    3. Petar Vujanovic, 2011. "Understanding the Recent Surge in the Accumulation of International Reserves," OECD Economics Department Working Papers 866, OECD Publishing.
    4. Bar-Ilan, Avner & Marion, Nancy P. & Perry, David, 2007. "Drift control of international reserves," Journal of Economic Dynamics and Control, Elsevier, vol. 31(9), pages 3110-3137, September.
    5. Guillermo Calvo & Alejandro Izquierdo & Rudy Loo-Kung, 2013. "Optimal Holdings of International Reserves: Self-insurance against Sudden Stops," Monetaria, Centro de Estudios Monetarios Latinoamericanos, vol. 0(1), pages 1-35, January-j.
    Full references (including those not matched with items on IDEAS)

    This item is not listed on Wikipedia, on a reading list or among the top items on IDEAS.

    When requesting a correction, please mention this item's handle: RePEc:uta:papers:2013_11. See general information about how to correct material in RePEc.

    For technical questions regarding this item, or to correct its authors, title, abstract, bibliographic or download information, contact: ()

    If you have authored this item and are not yet registered with RePEc, we encourage you to do it here. This allows to link your profile to this item. It also allows you to accept potential citations to this item that we are uncertain about.

    If references are entirely missing, you can add them using this form.

    If the full references list an item that is present in RePEc, but the system did not link to it, you can help with this form.
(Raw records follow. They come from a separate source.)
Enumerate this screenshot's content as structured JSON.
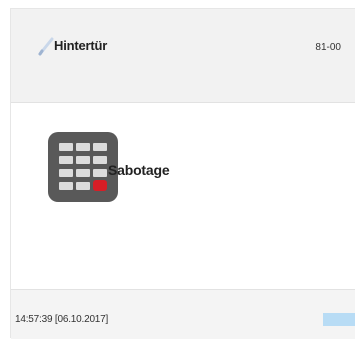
{
  "header": {
    "title": "Hintertür",
    "code": "81-00",
    "icon": "pencil-icon"
  },
  "status": {
    "icon": "keypad-icon",
    "label": "Sabotage",
    "alert_color": "#d81e26"
  },
  "footer": {
    "timestamp": "14:57:39 [06.10.2017]",
    "indicator_color": "#b8dcf5"
  }
}
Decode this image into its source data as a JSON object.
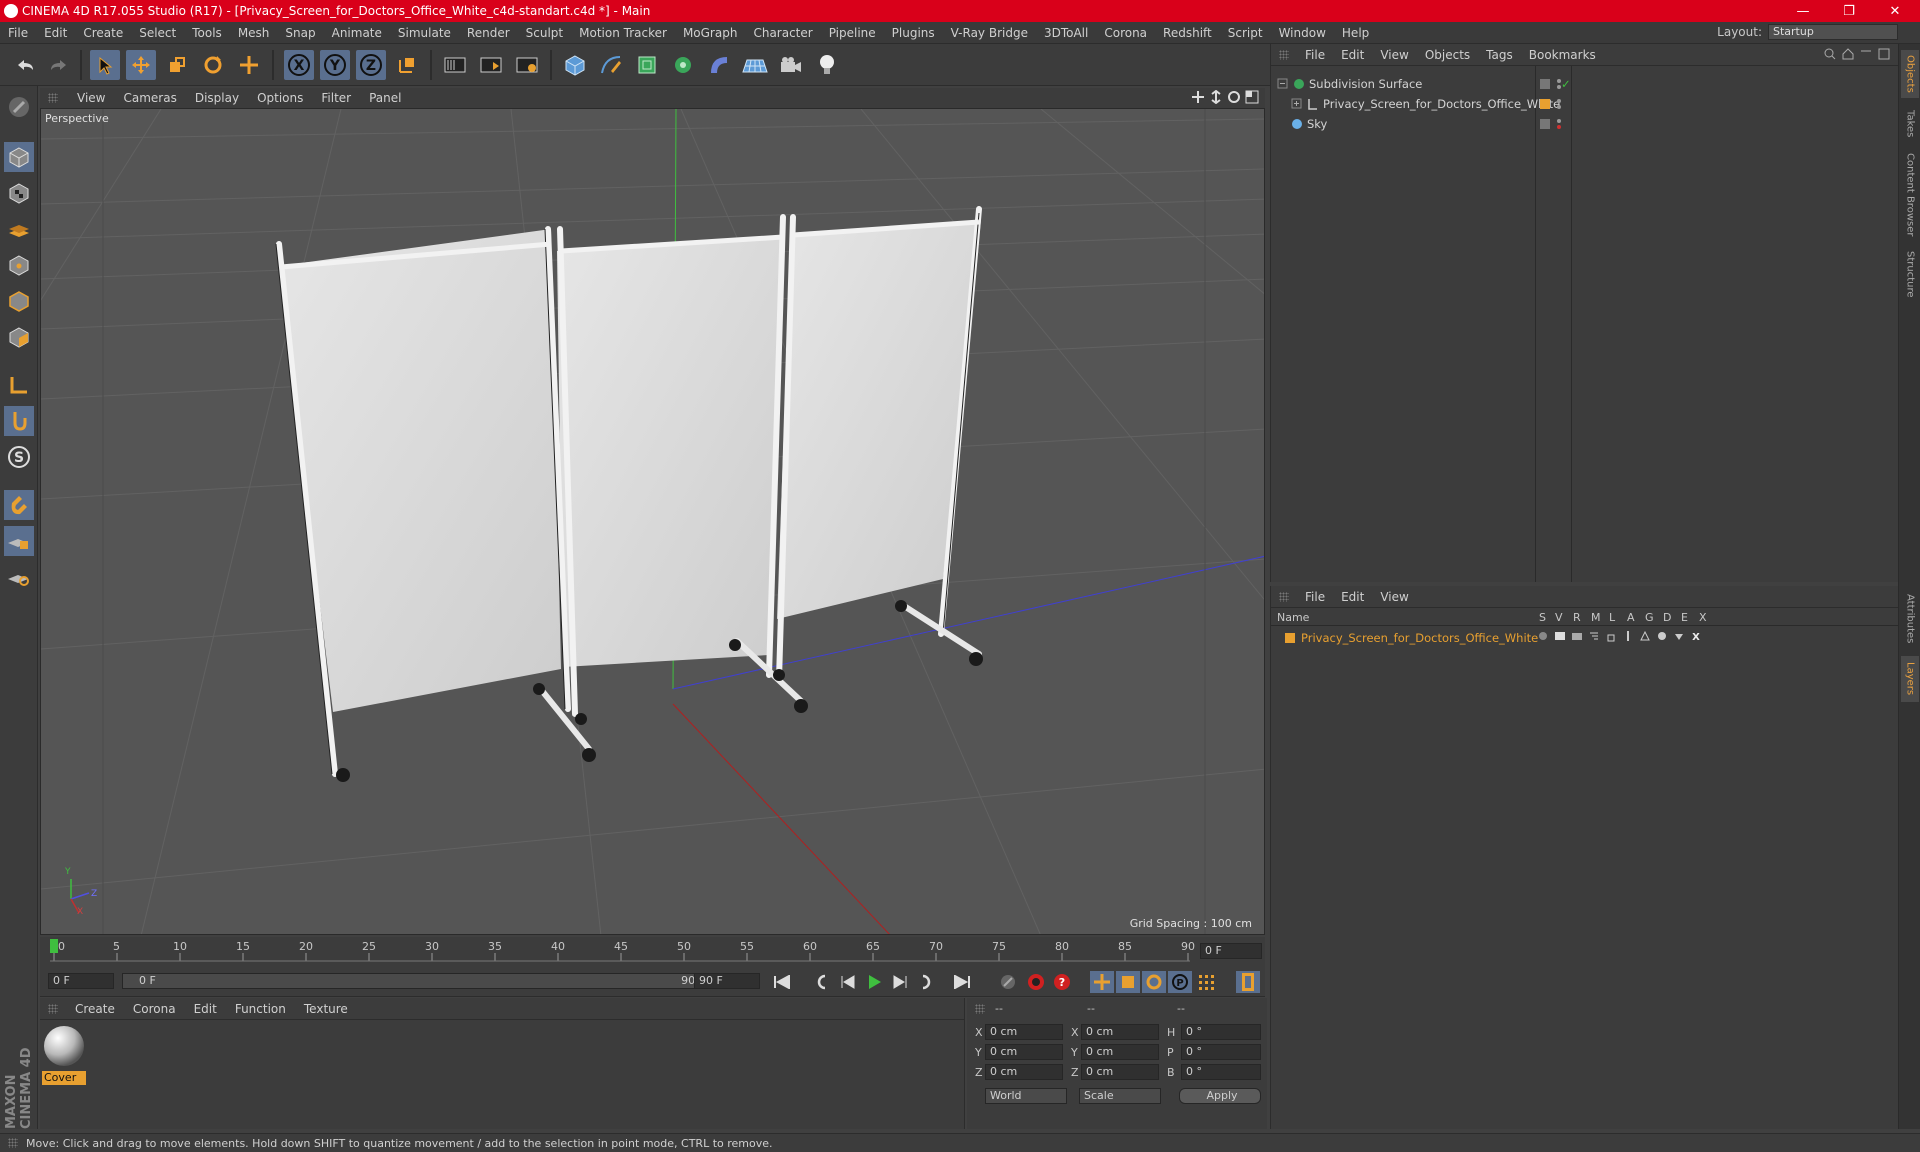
{
  "window": {
    "title": "CINEMA 4D R17.055 Studio (R17) - [Privacy_Screen_for_Doctors_Office_White_c4d-standart.c4d *] - Main",
    "minimize": "—",
    "maximize": "❐",
    "close": "✕"
  },
  "menubar": [
    "File",
    "Edit",
    "Create",
    "Select",
    "Tools",
    "Mesh",
    "Snap",
    "Animate",
    "Simulate",
    "Render",
    "Sculpt",
    "Motion Tracker",
    "MoGraph",
    "Character",
    "Pipeline",
    "Plugins",
    "V-Ray Bridge",
    "3DToAll",
    "Corona",
    "Redshift",
    "Script",
    "Window",
    "Help"
  ],
  "layout": {
    "label": "Layout:",
    "value": "Startup"
  },
  "viewport": {
    "menu": [
      "View",
      "Cameras",
      "Display",
      "Options",
      "Filter",
      "Panel"
    ],
    "label": "Perspective",
    "grid_spacing": "Grid Spacing : 100 cm",
    "axis_y": "Y",
    "axis_z": "Z",
    "axis_x": "X"
  },
  "timeline": {
    "ticks": [
      "0",
      "5",
      "10",
      "15",
      "20",
      "25",
      "30",
      "35",
      "40",
      "45",
      "50",
      "55",
      "60",
      "65",
      "70",
      "75",
      "80",
      "85",
      "90"
    ],
    "frame_field": "0 F"
  },
  "transport": {
    "start": "0 F",
    "range_start": "0 F",
    "range_end": "90 F",
    "end": "90 F"
  },
  "material_panel": {
    "menu": [
      "Create",
      "Corona",
      "Edit",
      "Function",
      "Texture"
    ],
    "material_name": "Cover"
  },
  "coords": {
    "head1": "--",
    "head2": "--",
    "head3": "--",
    "rows": [
      {
        "l1": "X",
        "v1": "0 cm",
        "l2": "X",
        "v2": "0 cm",
        "l3": "H",
        "v3": "0 °"
      },
      {
        "l1": "Y",
        "v1": "0 cm",
        "l2": "Y",
        "v2": "0 cm",
        "l3": "P",
        "v3": "0 °"
      },
      {
        "l1": "Z",
        "v1": "0 cm",
        "l2": "Z",
        "v2": "0 cm",
        "l3": "B",
        "v3": "0 °"
      }
    ],
    "world": "World",
    "scale": "Scale",
    "apply": "Apply"
  },
  "object_manager": {
    "menu": [
      "File",
      "Edit",
      "View",
      "Objects",
      "Tags",
      "Bookmarks"
    ],
    "objects": [
      {
        "name": "Subdivision Surface"
      },
      {
        "name": "Privacy_Screen_for_Doctors_Office_White"
      },
      {
        "name": "Sky"
      }
    ]
  },
  "layer_manager": {
    "menu": [
      "File",
      "Edit",
      "View"
    ],
    "columns": [
      "Name",
      "S",
      "V",
      "R",
      "M",
      "L",
      "A",
      "G",
      "D",
      "E",
      "X"
    ],
    "layer_name": "Privacy_Screen_for_Doctors_Office_White",
    "layer_color": "#e8a030"
  },
  "right_tabs": [
    "Objects",
    "Takes",
    "Content Browser",
    "Structure",
    "Attributes",
    "Layers"
  ],
  "statusbar": "Move: Click and drag to move elements. Hold down SHIFT to quantize movement / add to the selection in point mode, CTRL to remove.",
  "brand": "MAXON CINEMA 4D",
  "colors": {
    "accent": "#e8a030",
    "title_bar": "#d9001a",
    "active_tool": "#5a6f8f"
  }
}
    If you know of missing items citing this one, you can help us creating those links by adding the relevant references in the same way as above, for each refering item. If you are a registered author of this item, you may also want to check the "citations" tab in your profile, as there may be some citations waiting for confirmation.

    Please note that corrections may take a couple of weeks to filter through the various RePEc services.

    This information is provided to you by IDEAS at the Research Division of the Federal Reserve Bank of St. Louis using RePEc data.